In March of this year, Idaho Governor Brad Little signed into law Bill 500, an extremely discriminatory law for transgender female athletes that prohibits them from playing sports in public schools.
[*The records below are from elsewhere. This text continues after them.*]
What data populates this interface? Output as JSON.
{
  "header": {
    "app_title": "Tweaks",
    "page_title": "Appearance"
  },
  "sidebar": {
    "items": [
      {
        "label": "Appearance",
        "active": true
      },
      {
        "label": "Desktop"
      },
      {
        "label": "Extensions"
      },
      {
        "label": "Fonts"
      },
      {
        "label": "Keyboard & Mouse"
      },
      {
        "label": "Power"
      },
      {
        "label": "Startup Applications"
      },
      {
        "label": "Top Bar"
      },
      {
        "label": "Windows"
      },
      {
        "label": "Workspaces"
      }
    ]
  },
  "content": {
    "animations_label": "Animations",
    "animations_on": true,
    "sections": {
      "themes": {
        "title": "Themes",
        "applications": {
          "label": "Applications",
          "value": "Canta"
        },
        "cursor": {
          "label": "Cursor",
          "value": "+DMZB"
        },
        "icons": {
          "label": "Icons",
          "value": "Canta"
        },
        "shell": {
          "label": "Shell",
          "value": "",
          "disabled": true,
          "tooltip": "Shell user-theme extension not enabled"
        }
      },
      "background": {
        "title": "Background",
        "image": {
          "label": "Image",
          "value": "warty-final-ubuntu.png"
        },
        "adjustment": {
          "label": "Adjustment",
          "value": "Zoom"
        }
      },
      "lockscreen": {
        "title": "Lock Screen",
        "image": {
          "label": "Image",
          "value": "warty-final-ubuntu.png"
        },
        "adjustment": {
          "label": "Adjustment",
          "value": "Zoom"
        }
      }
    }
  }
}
The law went into effect in July.
Over sixty civil rights organizations and many prominent professional athletes such as Billie Jean King and Megan Rapinoe protested the measure.
The state of California even banned financial travel that cost Idaho more than $90 million.
The NCAA had already provided some semblance of support, but we were waiting for a formal position from the board of governors who were to meet for their annual meeting and discuss the issue.
Following that meeting, which was originally scheduled to take place in August and was rescheduled for later in the year, the NCAA Board of Governors stated:
“Idaho’s House Bill 500 and resulting law is harmful to transgender student-athletes and conflicts with the NCAA’s core values of inclusivity, respect, and the equitable treatment of all individuals.”
The NCAA therefore officially supports transgender athletes and states that “the championships are open to everyone” and that “the Association is committed to assuring that its events are safe and healthy for all who attend.”
It should be noted that they have not decided on the NCAA's first two rounds of the men’s basketball championship location, as everyone is focused on general COVID-19 restrictions.